Introduction: The Bahamas became a member state of the International Atomic Energy Agency (IAEA) on January 7, 2014 (1). The purpose of this paper is to inform the reader on The Bahamas’ ability to provide services that utilize radiation.
Method: A study was conducted on various clinics across The Bahamas, New Providence in particular (primary sample area), Grand Bahama, Abaco and Exuma. Twenty per cent of the staff members of the respective locations were given questionnaires and the chief personnel were interviewed. Staff members were advised that their responses would remain anonymous and were welcomed to participate, thereafter. Microsoft Excel was used for data input and processing. Original surveys were checked against the dataset for potential errors.
Results: Thirty-one clinics were approached to participate in the survey, of which 25 participated resulting in an 81% response rate. Fifty questionnaires were completed in total. Two clinics had multiple locations; therefore, 27 clinics (23 private, 4 public) participated in total. The included map illustrates the sample area of the survey, with New Providence being the primary sample area. The number of modalities, patients treated and frequency of quality assurance checks were also evaluated.

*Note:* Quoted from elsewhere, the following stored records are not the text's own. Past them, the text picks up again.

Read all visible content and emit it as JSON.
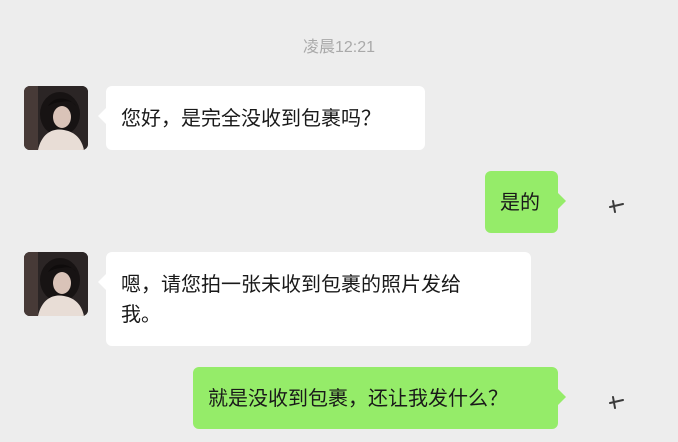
{
  "time": "凌晨12:21",
  "messages": [
    {
      "side": "left",
      "text": "您好，是完全没收到包裹吗？",
      "has_avatar": true
    },
    {
      "side": "right",
      "text": "是的"
    },
    {
      "side": "left",
      "text": "嗯，请您拍一张未收到包裹的照片发给我。",
      "line1": "嗯，请您拍一张未收到包裹的照片发给",
      "line2": "我。",
      "has_avatar": true
    },
    {
      "side": "right",
      "text": "就是没收到包裹，还让我发什么？"
    }
  ],
  "colors": {
    "background": "#ededed",
    "incoming_bubble": "#ffffff",
    "outgoing_bubble": "#95ec69",
    "timestamp": "#a9a9a9"
  },
  "icons": {
    "avatar": "girl-avatar-photo",
    "outgoing_mark": "small-handwritten-mark-icon"
  }
}
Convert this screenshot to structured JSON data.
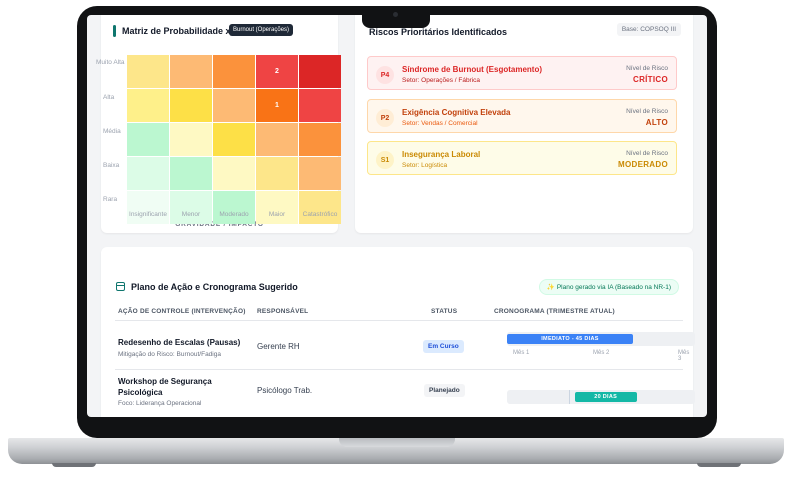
{
  "matrix": {
    "title": "Matriz de Probabilidade x",
    "tooltip": "Burnout (Operações)",
    "rows": [
      "Muito Alta",
      "Alta",
      "Média",
      "Baixa",
      "Rara"
    ],
    "cols": [
      "Insignificante",
      "Menor",
      "Moderado",
      "Maior",
      "Catastrófico"
    ],
    "axis_title": "GRAVIDADE / IMPACTO",
    "cells": [
      [
        {
          "color": "#fde68a",
          "label": ""
        },
        {
          "color": "#fdba74",
          "label": ""
        },
        {
          "color": "#fb923c",
          "label": ""
        },
        {
          "color": "#ef4444",
          "label": "2"
        },
        {
          "color": "#dc2626",
          "label": ""
        }
      ],
      [
        {
          "color": "#fef08a",
          "label": ""
        },
        {
          "color": "#fde047",
          "label": ""
        },
        {
          "color": "#fdba74",
          "label": ""
        },
        {
          "color": "#f97316",
          "label": "1"
        },
        {
          "color": "#ef4444",
          "label": ""
        }
      ],
      [
        {
          "color": "#bbf7d0",
          "label": ""
        },
        {
          "color": "#fef9c3",
          "label": ""
        },
        {
          "color": "#fde047",
          "label": ""
        },
        {
          "color": "#fdba74",
          "label": ""
        },
        {
          "color": "#fb923c",
          "label": ""
        }
      ],
      [
        {
          "color": "#dcfce7",
          "label": ""
        },
        {
          "color": "#bbf7d0",
          "label": ""
        },
        {
          "color": "#fef9c3",
          "label": ""
        },
        {
          "color": "#fde68a",
          "label": ""
        },
        {
          "color": "#fdba74",
          "label": ""
        }
      ],
      [
        {
          "color": "#f0fdf4",
          "label": ""
        },
        {
          "color": "#dcfce7",
          "label": ""
        },
        {
          "color": "#bbf7d0",
          "label": ""
        },
        {
          "color": "#fef9c3",
          "label": ""
        },
        {
          "color": "#fde68a",
          "label": ""
        }
      ]
    ]
  },
  "risks": {
    "title": "Riscos Prioritários Identificados",
    "base_badge": "Base: COPSOQ III",
    "level_label": "Nível de Risco",
    "items": [
      {
        "code": "P4",
        "name": "Síndrome de Burnout (Esgotamento)",
        "sector": "Setor: Operações / Fábrica",
        "level": "CRÍTICO",
        "bg": "#fef2f2",
        "border": "#fecaca",
        "badge_bg": "#fee2e2",
        "accent": "#dc2626",
        "sub": "#b91c1c"
      },
      {
        "code": "P2",
        "name": "Exigência Cognitiva Elevada",
        "sector": "Setor: Vendas / Comercial",
        "level": "ALTO",
        "bg": "#fff7ed",
        "border": "#fed7aa",
        "badge_bg": "#ffedd5",
        "accent": "#c2410c",
        "sub": "#ea580c"
      },
      {
        "code": "S1",
        "name": "Insegurança Laboral",
        "sector": "Setor: Logística",
        "level": "MODERADO",
        "bg": "#fefce8",
        "border": "#fde68a",
        "badge_bg": "#fef3c7",
        "accent": "#ca8a04",
        "sub": "#ca8a04"
      }
    ]
  },
  "plan": {
    "title": "Plano de Ação e Cronograma Sugerido",
    "ia_badge": "✨ Plano gerado via IA (Baseado na NR-1)",
    "headers": {
      "action": "AÇÃO DE CONTROLE (INTERVENÇÃO)",
      "owner": "RESPONSÁVEL",
      "status": "STATUS",
      "schedule": "CRONOGRAMA (TRIMESTRE ATUAL)"
    },
    "rows": [
      {
        "name": "Redesenho de Escalas (Pausas)",
        "sub": "Mitigação do Risco: Burnout/Fadiga",
        "owner": "Gerente RH",
        "status": "Em Curso",
        "status_bg": "#dbeafe",
        "status_fg": "#1d4ed8",
        "bar_label": "IMEDIATO - 45 DIAS",
        "bar_color": "#3b82f6",
        "bar_start": 0,
        "bar_end": 0.67
      },
      {
        "name": "Workshop de Segurança Psicológica",
        "sub": "Foco: Liderança Operacional",
        "owner": "Psicólogo Trab.",
        "status": "Planejado",
        "status_bg": "#f3f4f6",
        "status_fg": "#374151",
        "bar_label": "20 DIAS",
        "bar_color": "#14b8a6",
        "bar_start": 0.36,
        "bar_end": 0.69
      }
    ],
    "months": [
      "Mês 1",
      "Mês 2",
      "Mês 3"
    ]
  }
}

Conclusion: Most of the examined clinics outsourced technicians and physicists to perform quality checks. This suggests that there is a need for qualified local technical support. Further studies are needed to understand the full extent of the country’s needs regarding medical radiation and figuring out the steps necessary for approaching this subject.